Defense on the Court & in the Community
Kinesiology student-athlete draws inspiration from a tragic moment to volunteer with local fire department.
Growing up in a household with a civil servant kept community at the front of junior Kinesiology major Nico Morrison’s mind. But unlike his father, a retired New York Police Department officer, a tragic moment motivated Morrison to give back to his community as a volunteer firefighter.
In January of 2022, a horrific fire in the Bronx claimed the lives of 19 people, including the entire family of one of Morrison’s friends. The devastating moment inspired him to volunteer with the Brockport Fire Department while balancing the busy schedule of a student-athlete.
“Nico did well during the training given he has only been with the department for a short time.”
David Steves, Firefighter (Interior)
“It hurt seeing that in New York City. It was my friend’s entire family and it could have easily been prevented,” said Morrison. “I felt that we need more people in service and we have to do better as a whole community to protect everybody. And since I felt so deeply about that, why not me?”
Morrison learned the fire departments in Western New York are broken into zones. His zone fell within the Village of Brockport – a Fire Department that consists entirely of volunteer firefighters.

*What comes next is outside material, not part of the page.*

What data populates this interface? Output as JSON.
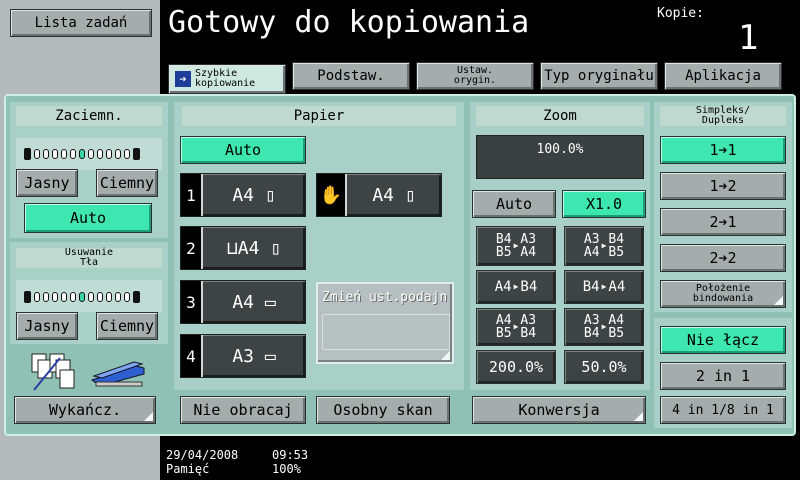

“Having more volunteers is always a good thing, and having a college student-athlete is definitely beneficial,” Firefighter (Interior) David Steves said. “He’s coming in with a good physical base and from the training we’ve done it seems that his heart is in it.”
Between coursework and competing for the Brockport men’s basketball team, Morrison participated in multiple firefighting training sessions. Ice water rescue was his favorite because it put his athletic abilities on display.
“The ice water training consisted of personnel donning ice water rescue suits and performing different techniques in multiple scenarios to rescue ‘victims,’” Steves said. “Nico did well during the training given he has only been with the department for a short time.”
Morrison credited experience gained from the training sessions for providing additional career options. As his first responder knowledge grew, so too did his interest in pursuing a full-time career in firefighting.
“The field I’m choosing to stay around will make me a better firefighter,” said Morrison in relation to his Kinesiology studies. Additionally, lessons learned on the court about teamwork translate to the dynamics of firefighting.
“The biggest lesson I’ve learned is that it’s a team effort. You need to trust the people on your team and firefighting is a bit more serious because it’s my life in my team’s hands.”